critically important for economic prosperity. any ne thing the fed or potential bank, i think mission number one is to provide stable longer period of time. normally in my career, i went to 1980's and grad school in the early 1990's, my was from getting inflation too high. inflation ighting that we saw back in the 1960's, 1980's. the challenge is on the other japan and seen in many other countries where they struggled with inflaths being too low.flation being my answer to your question is i expectationslation are pretty well behaved, and i think the range is at our goal. definitely it is something on my radar that looking around the orld and seeing how inflation has been under the target year after year and how that is hanging behavior in those countries, we don't want that to

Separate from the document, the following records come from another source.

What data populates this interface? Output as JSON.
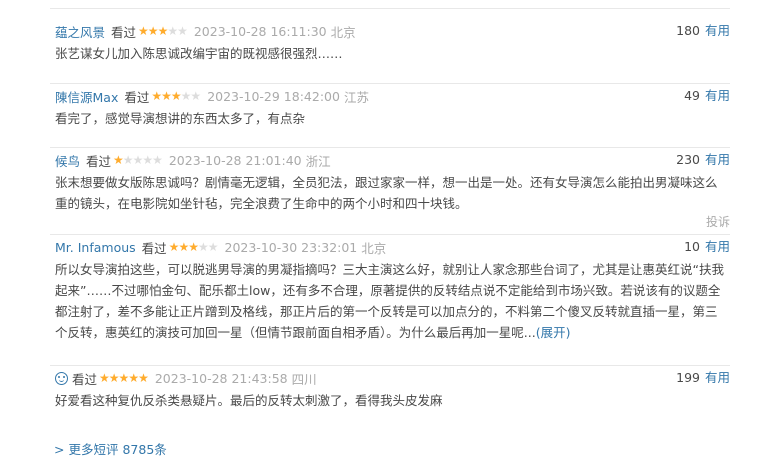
{
  "useful_label": "有用",
  "report_label": "投诉",
  "more": {
    "chevron": ">",
    "label": "更多短评 8785条"
  },
  "comments": [
    {
      "user": "蕴之风景",
      "rating_label": "看过",
      "stars": 3,
      "time": "2023-10-28 16:11:30",
      "location": "北京",
      "votes": "180",
      "text": "张艺谋女儿加入陈思诚改编宇宙的既视感很强烈……"
    },
    {
      "user": "陳信源Max",
      "rating_label": "看过",
      "stars": 3,
      "time": "2023-10-29 18:42:00",
      "location": "江苏",
      "votes": "49",
      "text": "看完了，感觉导演想讲的东西太多了，有点杂"
    },
    {
      "user": "候鸟",
      "rating_label": "看过",
      "stars": 1,
      "time": "2023-10-28 21:01:40",
      "location": "浙江",
      "votes": "230",
      "text": "张末想要做女版陈思诚吗？剧情毫无逻辑，全员犯法，跟过家家一样，想一出是一处。还有女导演怎么能拍出男凝味这么重的镜头，在电影院如坐针毡，完全浪费了生命中的两个小时和四十块钱。"
    },
    {
      "user": "Mr. Infamous",
      "rating_label": "看过",
      "stars": 3,
      "time": "2023-10-30 23:32:01",
      "location": "北京",
      "votes": "10",
      "text": "所以女导演拍这些，可以脱逃男导演的男凝指摘吗？三大主演这么好，就别让人家念那些台词了，尤其是让惠英红说“扶我起来”……不过哪怕金句、配乐都土low，还有多不合理，原著提供的反转结点说不定能给到市场兴致。若说该有的议题全都注射了，差不多能让正片蹭到及格线，那正片后的第一个反转是可以加点分的，不料第二个傻叉反转就直插一星，第三个反转，惠英红的演技可加回一星（但情节跟前面自相矛盾）。为什么最后再加一星呢...",
      "expand": "(展开)"
    },
    {
      "user": "",
      "rating_label": "看过",
      "stars": 5,
      "time": "2023-10-28 21:43:58",
      "location": "四川",
      "votes": "199",
      "text": "好爱看这种复仇反杀类悬疑片。最后的反转太刺激了，看得我头皮发麻"
    }
  ]
}
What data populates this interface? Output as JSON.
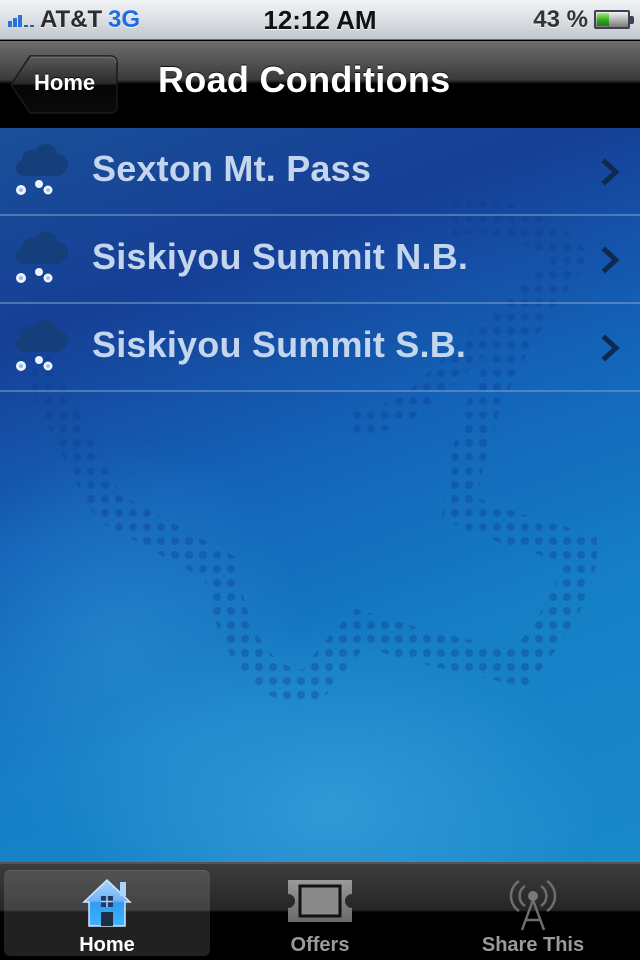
{
  "status_bar": {
    "carrier": "AT&T",
    "network": "3G",
    "time": "12:12 AM",
    "battery_percent_label": "43 %",
    "battery_level": 0.43,
    "signal_bars_active": 3,
    "signal_bars_total": 5
  },
  "nav_bar": {
    "back_label": "Home",
    "title": "Road Conditions"
  },
  "list": {
    "items": [
      {
        "label": "Sexton Mt. Pass",
        "icon": "snow-cloud-icon"
      },
      {
        "label": "Siskiyou Summit N.B.",
        "icon": "snow-cloud-icon"
      },
      {
        "label": "Siskiyou Summit S.B.",
        "icon": "snow-cloud-icon"
      }
    ]
  },
  "tab_bar": {
    "tabs": [
      {
        "label": "Home",
        "icon": "house-icon",
        "selected": true
      },
      {
        "label": "Offers",
        "icon": "ticket-icon",
        "selected": false
      },
      {
        "label": "Share This",
        "icon": "broadcast-tower-icon",
        "selected": false
      }
    ]
  },
  "colors": {
    "accent": "#1e6ce0",
    "list_text": "#c4d6ee",
    "battery_green": "#2aa51a"
  }
}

happen here, and i think the framework question really is not to solve a problem we have but to avoid a problem that we could of the inflation anchors slipping lower. awesome y, these were questions from both of you. thank you so much. .pplause) /* three t.v. was simply giant networks and government then a called pbs and small network rolled out a idea, let th a big viewers decide what was important to them. c-span opened the doors for all see, bringing you unfiltered congress and beyond. this was true people power. n the 40 years since the landscape has clearly changed. monolithic media,
outube stars are a big thing, but c-span is relevant. no government money supports c-span. it is funded as a public service s your cable or satellite provider on television and unfilteredan is your view of government so you can mind.p your own brokb -- browder talked about his experience in russia an event hosted by the world council. >> a lot of people ask me if i think there was collusion. and i don't know if there was collusion or not. there is ado know is person out there in the world who does know if there was not, and his name
special mueller, counsel has access to information. f anyone wants to see the information he has access to, mueller indictment of 12u.s. authors. if you read this indictment, you ill discover that robert mueller had access to the -mails between one russian g.r.u. agent and another russian g.r.u. agent. of these ess to all e-mails. e had access to the bit coin payments they used to try to shield their payments. thought washat they secret he has access to. in addition, he has access to taps, to witnesses to subpoenaing banks, to everything. time he's done, if there's collusion, we'll know it
nd if there's not collusion, we'll know it because he knows everything. >> you can see the entire bill browder ith tonight starting at 8 p.m. eastern. journal 's washington live every day with news and policy issues that impact you. coming up tuesday morning, new magazine's author talks about global warming and fred president s about trump's reelection prospects and the 2020 democratic field so far. be sure to wash c-span's journal.n join the discussion. congress is in recess all this week. nancy pelosi discussd that they will
terminating his national declaration on bored security. you -- border security. c-span.see it live on returns, they will begin debate on the green new deal. our companion n c-span2. hill hearing l t-mobil andives from sprint. the wireless industry and consumers and also professors. this is about two and a half hours. will comecommittee